Twisting in the Wind and the Willow

Greetings Scandal Seekers:  

The slow cascade of revelations regarding Bill Hybels, founder of Willow Creek Church and Association, fits an all too familiar pattern: rumor and accusation, denial, demonstration of support and counter-accusation, erosion of support, damning accusation, confession and resignations. These may be the seven stages of lost reputation usually associated with star-personality leaders whose empire rests on the integrity of their reputation. Building a church with over 20,000 attendees and an international association that includes over 11,000 congregations, Hybels created a vast network dedicated to a welcome of the unchurched. Relying on a ‘seeker friendly’ atmosphere, Willow Creek championed contemporary music, the removal of hymnals and offering plates, arena-style sanctuaries and welcome spaces designed to look like hotel lobbies. The main church in South Barrington boasted a food court that seats hundreds of diners between services, and in the 1990’s, Harvard Business School added Willow Creek to their massive library of corporate case studies.  

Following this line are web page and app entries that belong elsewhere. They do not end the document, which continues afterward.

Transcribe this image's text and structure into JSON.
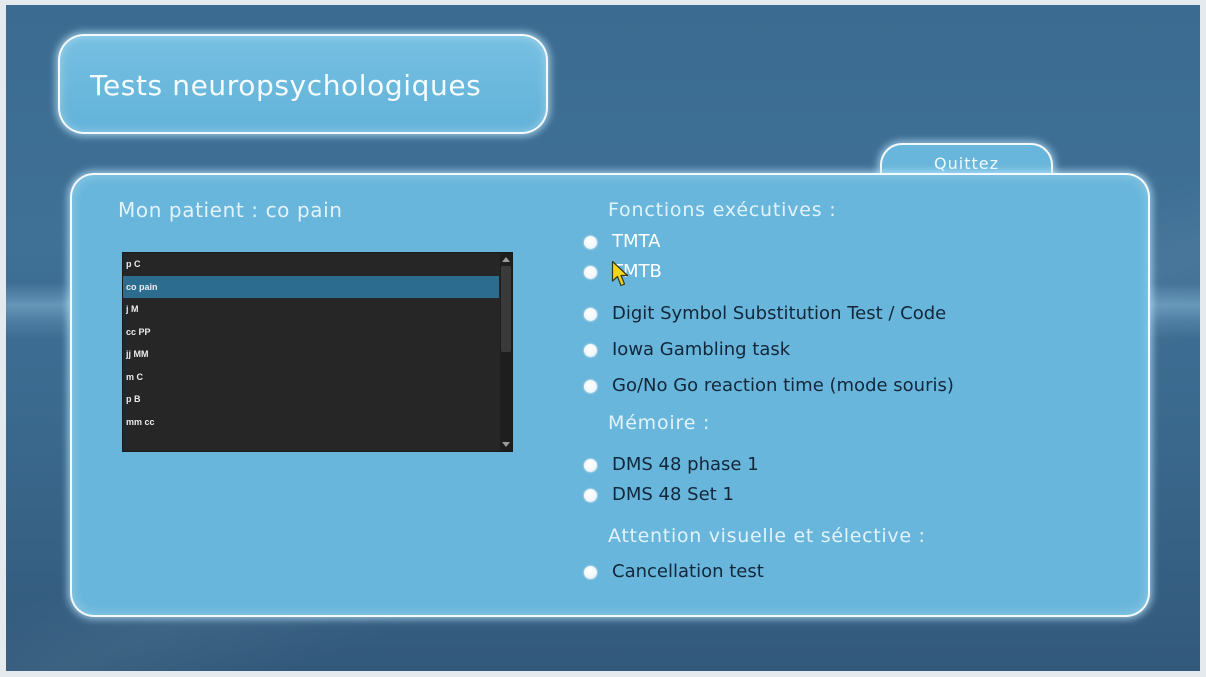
{
  "app": {
    "title": "Tests neuropsychologiques",
    "quit_button": "Quittez"
  },
  "patient": {
    "label": "Mon patient :",
    "current": "co pain",
    "list": [
      "p C",
      "co pain",
      "j M",
      "cc PP",
      "jj MM",
      "m C",
      "p B",
      "mm cc"
    ],
    "selected_index": 1
  },
  "sections": {
    "executive": {
      "heading": "Fonctions exécutives :",
      "items": [
        {
          "label": "TMTA",
          "color": "#ffffff"
        },
        {
          "label": "TMTB",
          "color": "#ffffff"
        },
        {
          "label": "Digit Symbol Substitution Test / Code",
          "color": "#13263a"
        },
        {
          "label": "Iowa Gambling task",
          "color": "#13263a"
        },
        {
          "label": "Go/No Go reaction time (mode souris)",
          "color": "#13263a"
        }
      ]
    },
    "memory": {
      "heading": "Mémoire :",
      "items": [
        {
          "label": "DMS 48 phase 1",
          "color": "#13263a"
        },
        {
          "label": "DMS 48 Set 1",
          "color": "#13263a"
        }
      ]
    },
    "attention": {
      "heading": "Attention visuelle et sélective :",
      "items": [
        {
          "label": "Cancellation test",
          "color": "#13263a"
        }
      ]
    }
  },
  "colors": {
    "background": "#3b6b90",
    "panel": "#68b6db",
    "panel_border": "#ffffff",
    "heading_text": "#e3f3fb",
    "listbox_bg": "#262626",
    "listbox_selected": "#2c6c8e",
    "radio_bullet": "#ffffff",
    "cursor": "#f2d61a"
  },
  "icons": {
    "radio": "radio-bullet-icon",
    "scroll_up": "scroll-up-arrow-icon",
    "scroll_down": "scroll-down-arrow-icon",
    "cursor": "mouse-cursor-icon"
  }
}
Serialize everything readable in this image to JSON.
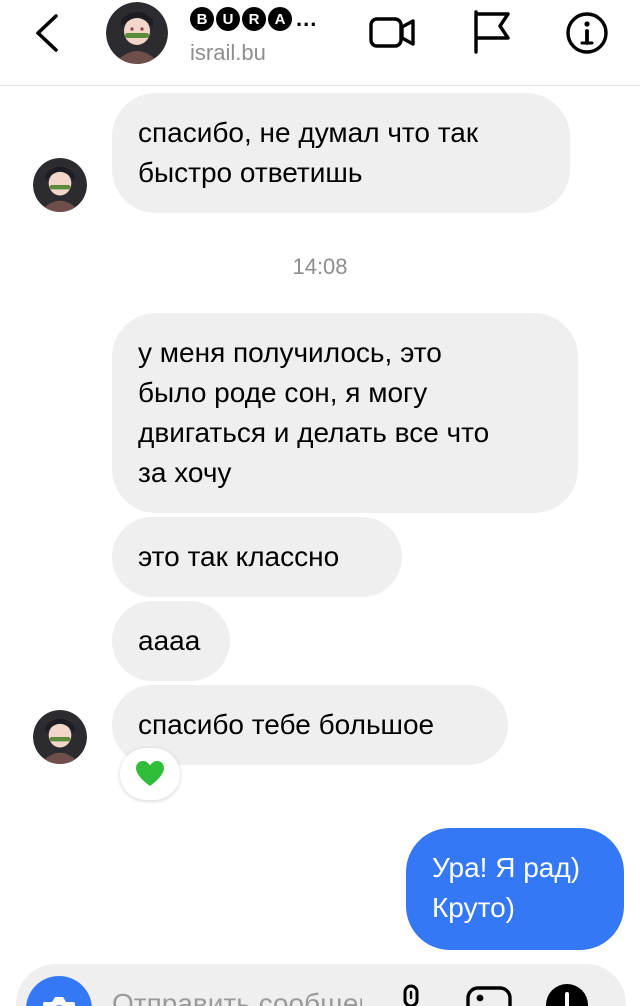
{
  "header": {
    "title_letters": [
      "B",
      "U",
      "R",
      "A"
    ],
    "title_ellipsis": "...",
    "username": "israil.bu"
  },
  "messages": {
    "m1_line1": "спасибо, не думал что так",
    "m1_line2": "быстро ответишь",
    "timestamp": "14:08",
    "m2_line1": "у меня получилось, это",
    "m2_line2": "было роде сон, я могу",
    "m2_line3": "двигаться и делать все что",
    "m2_line4": "за хочу",
    "m3": "это так классно",
    "m4": "аааа",
    "m5": "спасибо тебе большое",
    "reaction_icon": "green-heart-icon",
    "out_line1": "Ура! Я рад)",
    "out_line2": "Круто)"
  },
  "composer": {
    "placeholder": "Отправить сообщение..."
  },
  "colors": {
    "outgoing_bubble": "#3478f6",
    "incoming_bubble": "#efefef",
    "reaction_heart": "#2fbd3a"
  }
}
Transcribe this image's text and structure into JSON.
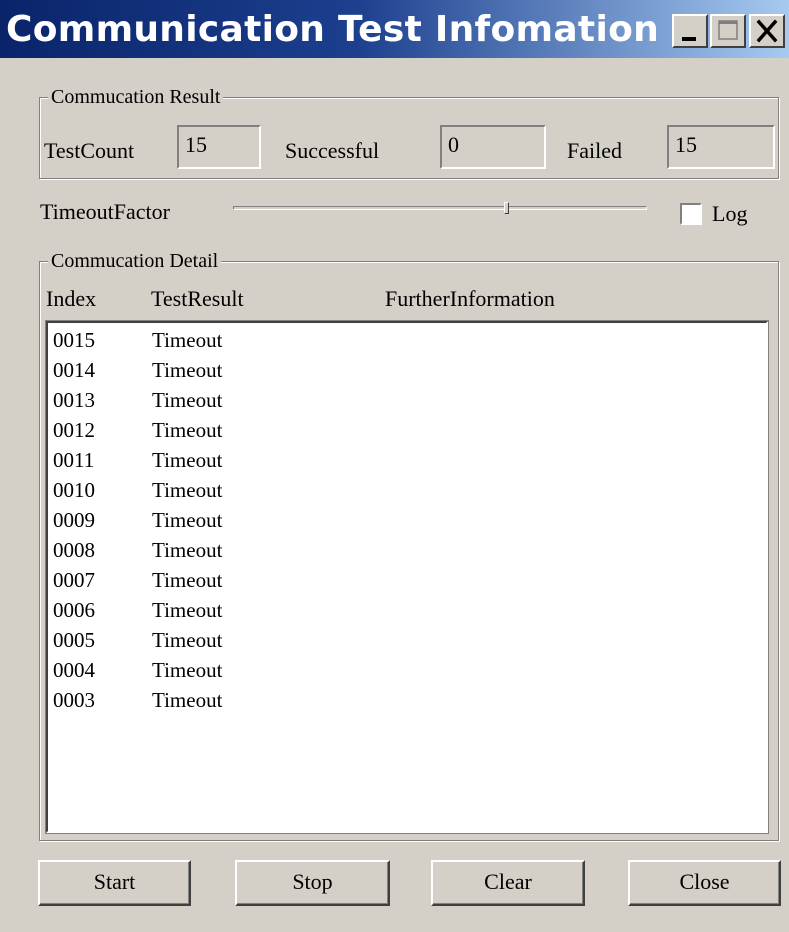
{
  "window": {
    "title": "Communication Test Infomation",
    "minimize_icon": "minimize-icon",
    "maximize_icon": "maximize-icon",
    "close_icon": "close-icon"
  },
  "result_group": {
    "label": "Commucation Result",
    "test_count_label": "TestCount",
    "test_count_value": "15",
    "successful_label": "Successful",
    "successful_value": "0",
    "failed_label": "Failed",
    "failed_value": "15"
  },
  "timeout": {
    "label": "TimeoutFactor",
    "slider_level": 0.66
  },
  "log": {
    "label": "Log",
    "checked": false
  },
  "detail_group": {
    "label": "Commucation Detail",
    "columns": [
      "Index",
      "TestResult",
      "FurtherInformation"
    ],
    "rows": [
      {
        "index": "0015",
        "result": "Timeout",
        "info": ""
      },
      {
        "index": "0014",
        "result": "Timeout",
        "info": ""
      },
      {
        "index": "0013",
        "result": "Timeout",
        "info": ""
      },
      {
        "index": "0012",
        "result": "Timeout",
        "info": ""
      },
      {
        "index": "0011",
        "result": "Timeout",
        "info": ""
      },
      {
        "index": "0010",
        "result": "Timeout",
        "info": ""
      },
      {
        "index": "0009",
        "result": "Timeout",
        "info": ""
      },
      {
        "index": "0008",
        "result": "Timeout",
        "info": ""
      },
      {
        "index": "0007",
        "result": "Timeout",
        "info": ""
      },
      {
        "index": "0006",
        "result": "Timeout",
        "info": ""
      },
      {
        "index": "0005",
        "result": "Timeout",
        "info": ""
      },
      {
        "index": "0004",
        "result": "Timeout",
        "info": ""
      },
      {
        "index": "0003",
        "result": "Timeout",
        "info": ""
      }
    ]
  },
  "buttons": {
    "start": "Start",
    "stop": "Stop",
    "clear": "Clear",
    "close": "Close"
  },
  "colors": {
    "title_bar_start": "#0a246a",
    "title_bar_end": "#a6caf0",
    "face": "#d4d0c8"
  }
}
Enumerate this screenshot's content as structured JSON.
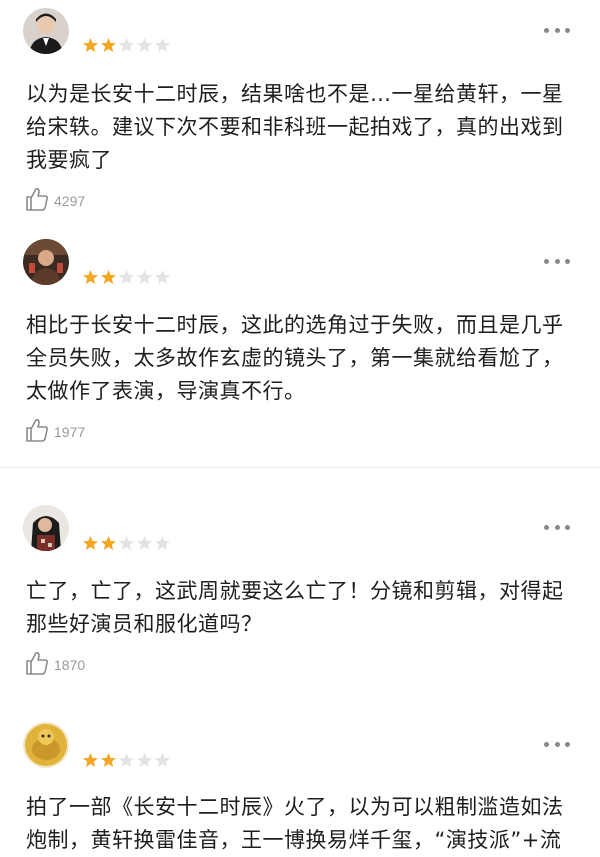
{
  "reviews": [
    {
      "text": "以为是长安十二时辰，结果啥也不是…一星给黄轩，一星给宋轶。建议下次不要和非科班一起拍戏了，真的出戏到我要疯了",
      "likes": "4297",
      "rating": 2,
      "rating_max": 5
    },
    {
      "text": "相比于长安十二时辰，这此的选角过于失败，而且是几乎全员失败，太多故作玄虚的镜头了，第一集就给看尬了，太做作了表演，导演真不行。",
      "likes": "1977",
      "rating": 2,
      "rating_max": 5
    },
    {
      "text": "亡了，亡了，这武周就要这么亡了！分镜和剪辑，对得起那些好演员和服化道吗？",
      "likes": "1870",
      "rating": 2,
      "rating_max": 5
    },
    {
      "text": "拍了一部《长安十二时辰》火了，以为可以粗制滥造如法炮制，黄轩换雷佳音，王一博换易烊千玺，“演技派”+流",
      "likes": "",
      "rating": 2,
      "rating_max": 5
    }
  ],
  "colors": {
    "star_filled": "#f5a623",
    "star_empty": "#e3e3e3",
    "meta_text": "#9a9a9a",
    "body_text": "#1e1e1e"
  },
  "icons": {
    "more": "more-dots-icon",
    "like": "thumbs-up-icon",
    "star": "star-icon"
  }
}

Since their first worship service in 1975 at the Willow Creek Theater in Plainfield, Hybels created a phenomenon transforming the practice of American Christianity. Like it or hate it, every congregation in the country had to contend with Willow Creek’s redefinition of how to “do church”.

From the beginning, I looked on Willow Creek with suspicion. I had several conversations with Gilbert Bilezikian, New Testament professor and Hybels’ spiritual mentor, about authenticity and expedience. Bilezikian contended that the power of the New Testament church was its ability to convey Christ’s message using the tools of contemporary culture. He suggested Hybels’ heavy reliance on focus groups was akin to Paul’s Areopogus sermon using the Athenian Temple to the Unknown God as a starting point (Acts 17). The major difference was that Paul’s message brought no converts; Hybels cultivated thousands. 

My own distaste for the genre was its preferential option for the new. Traditional architectural and liturgical elements were jettisoned as off-putting, even offensive, to the unchurched. Crosses, baptismal fonts, pews, pulpits and even Bibles were cleared from view. But in the cleansing of the temple, what was also lost was any evidence of mortality or decay. For me, a primary message of the Gospel is how we grow irrelevant, age and die. The cluttered detritus of Christians gone by reminds us of the very mortality, the very sin from which we are saved. Willow Creek saw these reminders of the past as the church’s biggest problem; I perceive them as helpful guideposts to our process. God’s grace not only redeems our present selves; it also incorporates and forgives our imperfect past. 

So now the bold visionaries of the next-generation church are grappling with the age-old consequences of a leader’s indiscretion. I have no prediction regarding the viability of the Willow Creek institution. If their reliance was overly dependent on the creativity, character and charisma of their founder, then I presume their future is bleak (imagine the future of Tesla if some tragedy were to befall Elon Musk). If, however, their institutional stability is rooted in a broader sense of mission and accountability, Willow Creek may retain identity and strength into the next generation. I only hope that as events unfold, people discover how the reality of God’s grace radically transcends our fascination with technique and trend.

Seeking stability beyond scandal, I remain,

With Love,
Jonathan Krogh
Your Pastor